The results have potential implications for the Kyoto Protocol negotiations where recent difficulties have included a lack of scientific knowledge about the strength and distribution of carbon sinks and how they vary from year to year.
Produced by a team of 30 leading carbon scientists from around the world, the paper draws on a large body of research to build up a new and comprehensive picture of carbon sinks on land.
"It is a major step forward in understanding where terrestrial carbon sinks actually are, why they are there, and how long they will operate into the future," said Dr Will Steffen, one of the authors and Executive Director of the International Geosphere-Biosphere Programme (IGBP), which coordinated the production of the paper.
The report states that carbon sinks of todays magnitude cannot be relied on to operate steadily into the future because the key processes that give rise to the sinks in the first place are temporary and likely to diminish with time.
"Although carbon sinks have a role to play in absorbing excess carbon dioxide, it is possible that the net global terrestrial carbon sink may disappear altogether in the future," said lead author Professor David Schimel from the Max Planck Institute for Biogeochemistry in Jena, Germany.
One of the key points of the report is that a large part of the current Northern Hemispheric sink is likely to have been caused by relatively recent changes in land use and land management. For example, the North American carbon sink is thought to be primarily the result of forest regrowth after the abandonment of agricultural land during the 1980s and 1990s together with a reduction in the frequency of wild fires. In China and Europe, carbon sinks a

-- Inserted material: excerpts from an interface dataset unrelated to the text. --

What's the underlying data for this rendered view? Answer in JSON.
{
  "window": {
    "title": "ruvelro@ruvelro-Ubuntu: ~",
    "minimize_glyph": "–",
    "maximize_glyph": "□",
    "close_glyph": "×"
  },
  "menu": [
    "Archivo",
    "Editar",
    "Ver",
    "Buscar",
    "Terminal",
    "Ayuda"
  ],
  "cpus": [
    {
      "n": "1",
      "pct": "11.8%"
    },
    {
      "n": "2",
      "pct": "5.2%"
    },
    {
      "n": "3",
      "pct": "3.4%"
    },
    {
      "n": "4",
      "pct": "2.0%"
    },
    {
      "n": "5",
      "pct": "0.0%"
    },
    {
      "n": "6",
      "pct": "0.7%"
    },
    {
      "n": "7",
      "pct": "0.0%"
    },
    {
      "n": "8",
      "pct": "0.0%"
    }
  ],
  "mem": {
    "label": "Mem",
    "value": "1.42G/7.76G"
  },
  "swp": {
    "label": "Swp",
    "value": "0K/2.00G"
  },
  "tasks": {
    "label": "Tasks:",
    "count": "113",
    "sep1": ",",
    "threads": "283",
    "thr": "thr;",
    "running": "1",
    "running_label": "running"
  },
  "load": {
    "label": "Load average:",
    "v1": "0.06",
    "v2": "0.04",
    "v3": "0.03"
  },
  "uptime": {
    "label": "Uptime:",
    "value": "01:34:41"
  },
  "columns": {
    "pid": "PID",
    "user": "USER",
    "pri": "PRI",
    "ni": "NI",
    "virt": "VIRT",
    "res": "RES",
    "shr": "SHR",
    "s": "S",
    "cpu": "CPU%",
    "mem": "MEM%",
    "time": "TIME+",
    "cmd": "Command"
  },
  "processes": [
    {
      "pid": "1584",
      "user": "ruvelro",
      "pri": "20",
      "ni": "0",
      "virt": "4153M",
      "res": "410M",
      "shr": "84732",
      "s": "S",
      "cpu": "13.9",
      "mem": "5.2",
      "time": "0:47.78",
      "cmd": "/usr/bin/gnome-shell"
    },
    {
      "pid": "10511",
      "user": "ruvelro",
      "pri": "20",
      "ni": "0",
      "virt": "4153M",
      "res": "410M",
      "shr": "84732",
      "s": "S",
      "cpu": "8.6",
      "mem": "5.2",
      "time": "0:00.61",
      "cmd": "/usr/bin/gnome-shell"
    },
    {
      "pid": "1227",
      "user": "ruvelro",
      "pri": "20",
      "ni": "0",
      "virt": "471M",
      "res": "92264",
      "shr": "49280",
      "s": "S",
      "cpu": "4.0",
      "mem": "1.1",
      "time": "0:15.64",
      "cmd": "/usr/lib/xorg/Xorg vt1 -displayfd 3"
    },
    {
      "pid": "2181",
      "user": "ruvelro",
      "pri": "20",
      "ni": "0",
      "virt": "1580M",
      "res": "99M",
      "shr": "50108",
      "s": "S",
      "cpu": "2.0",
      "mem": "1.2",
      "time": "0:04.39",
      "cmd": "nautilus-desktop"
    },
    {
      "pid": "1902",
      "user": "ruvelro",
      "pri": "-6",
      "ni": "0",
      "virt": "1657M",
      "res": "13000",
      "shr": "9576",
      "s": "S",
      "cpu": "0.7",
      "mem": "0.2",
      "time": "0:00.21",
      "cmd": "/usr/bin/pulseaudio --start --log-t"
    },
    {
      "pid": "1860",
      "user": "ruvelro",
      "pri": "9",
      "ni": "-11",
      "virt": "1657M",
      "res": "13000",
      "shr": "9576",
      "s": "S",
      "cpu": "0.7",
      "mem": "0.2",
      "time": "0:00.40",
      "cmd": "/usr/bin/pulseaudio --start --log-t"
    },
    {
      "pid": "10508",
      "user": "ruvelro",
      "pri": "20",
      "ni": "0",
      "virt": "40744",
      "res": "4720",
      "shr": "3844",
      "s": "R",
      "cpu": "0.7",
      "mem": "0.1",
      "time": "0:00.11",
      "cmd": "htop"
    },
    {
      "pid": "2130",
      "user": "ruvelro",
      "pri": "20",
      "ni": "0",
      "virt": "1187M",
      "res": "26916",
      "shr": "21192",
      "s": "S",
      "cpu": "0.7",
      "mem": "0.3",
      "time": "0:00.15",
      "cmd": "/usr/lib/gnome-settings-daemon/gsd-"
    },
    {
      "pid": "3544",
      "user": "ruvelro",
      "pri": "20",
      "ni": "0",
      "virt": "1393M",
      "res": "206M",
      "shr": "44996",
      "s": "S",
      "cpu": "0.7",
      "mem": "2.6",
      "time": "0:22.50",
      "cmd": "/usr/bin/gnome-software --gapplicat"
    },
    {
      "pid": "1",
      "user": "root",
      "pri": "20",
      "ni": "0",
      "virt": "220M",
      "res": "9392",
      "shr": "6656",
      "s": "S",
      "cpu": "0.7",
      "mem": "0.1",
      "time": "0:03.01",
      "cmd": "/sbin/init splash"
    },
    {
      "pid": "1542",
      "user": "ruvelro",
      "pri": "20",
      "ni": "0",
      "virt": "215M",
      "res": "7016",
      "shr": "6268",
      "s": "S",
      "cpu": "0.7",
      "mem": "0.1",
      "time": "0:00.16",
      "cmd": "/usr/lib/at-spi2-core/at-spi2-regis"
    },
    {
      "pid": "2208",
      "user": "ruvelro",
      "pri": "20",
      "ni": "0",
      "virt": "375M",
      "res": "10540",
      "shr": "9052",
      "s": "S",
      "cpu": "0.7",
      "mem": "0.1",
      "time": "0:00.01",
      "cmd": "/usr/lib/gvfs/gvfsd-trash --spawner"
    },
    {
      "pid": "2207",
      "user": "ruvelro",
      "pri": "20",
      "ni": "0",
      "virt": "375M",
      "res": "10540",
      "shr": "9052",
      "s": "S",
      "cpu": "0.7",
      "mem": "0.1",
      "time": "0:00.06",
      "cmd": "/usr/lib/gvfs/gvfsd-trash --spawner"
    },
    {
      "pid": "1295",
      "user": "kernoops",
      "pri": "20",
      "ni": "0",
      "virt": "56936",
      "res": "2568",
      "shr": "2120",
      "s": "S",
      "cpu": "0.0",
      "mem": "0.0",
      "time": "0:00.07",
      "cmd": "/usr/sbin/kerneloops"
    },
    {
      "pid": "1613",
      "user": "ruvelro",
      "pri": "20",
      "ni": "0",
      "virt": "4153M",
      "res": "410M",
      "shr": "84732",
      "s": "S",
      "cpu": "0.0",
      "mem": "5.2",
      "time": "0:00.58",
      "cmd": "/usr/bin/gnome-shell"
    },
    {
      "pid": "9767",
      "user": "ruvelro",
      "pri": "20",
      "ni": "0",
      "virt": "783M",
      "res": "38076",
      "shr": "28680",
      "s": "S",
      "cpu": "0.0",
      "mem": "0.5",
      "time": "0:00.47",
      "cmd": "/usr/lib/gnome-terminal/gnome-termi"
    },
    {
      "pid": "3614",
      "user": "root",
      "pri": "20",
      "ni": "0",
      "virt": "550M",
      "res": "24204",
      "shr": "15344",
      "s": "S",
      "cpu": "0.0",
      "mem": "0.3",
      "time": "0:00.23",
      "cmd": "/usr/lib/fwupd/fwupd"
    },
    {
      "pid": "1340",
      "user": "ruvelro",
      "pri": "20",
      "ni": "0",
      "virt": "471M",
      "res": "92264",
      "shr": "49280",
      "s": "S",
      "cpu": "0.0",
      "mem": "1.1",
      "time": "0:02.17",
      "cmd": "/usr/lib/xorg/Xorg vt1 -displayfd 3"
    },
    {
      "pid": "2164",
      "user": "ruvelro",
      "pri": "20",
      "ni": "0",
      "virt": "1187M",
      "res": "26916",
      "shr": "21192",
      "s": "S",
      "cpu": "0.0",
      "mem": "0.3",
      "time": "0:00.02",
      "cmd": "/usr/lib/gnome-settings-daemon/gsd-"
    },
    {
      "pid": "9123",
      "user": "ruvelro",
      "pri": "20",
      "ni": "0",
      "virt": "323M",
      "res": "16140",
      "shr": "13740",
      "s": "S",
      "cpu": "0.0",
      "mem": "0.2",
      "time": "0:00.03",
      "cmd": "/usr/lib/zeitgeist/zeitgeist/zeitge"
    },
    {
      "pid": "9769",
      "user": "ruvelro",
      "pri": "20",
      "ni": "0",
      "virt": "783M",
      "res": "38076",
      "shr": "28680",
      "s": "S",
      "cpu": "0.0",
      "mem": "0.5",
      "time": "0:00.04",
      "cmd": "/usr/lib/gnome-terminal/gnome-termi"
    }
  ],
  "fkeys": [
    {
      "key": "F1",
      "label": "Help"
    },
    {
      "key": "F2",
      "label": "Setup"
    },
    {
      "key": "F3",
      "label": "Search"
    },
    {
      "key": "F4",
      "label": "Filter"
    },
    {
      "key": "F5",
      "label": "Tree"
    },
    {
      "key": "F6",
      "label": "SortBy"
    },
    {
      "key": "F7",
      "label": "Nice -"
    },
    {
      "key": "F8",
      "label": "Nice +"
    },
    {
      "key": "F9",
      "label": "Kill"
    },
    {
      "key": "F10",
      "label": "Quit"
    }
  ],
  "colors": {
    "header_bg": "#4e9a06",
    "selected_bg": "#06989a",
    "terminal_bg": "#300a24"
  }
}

Contact: Susannah Eliott
International Geosphere-Biosphere Programme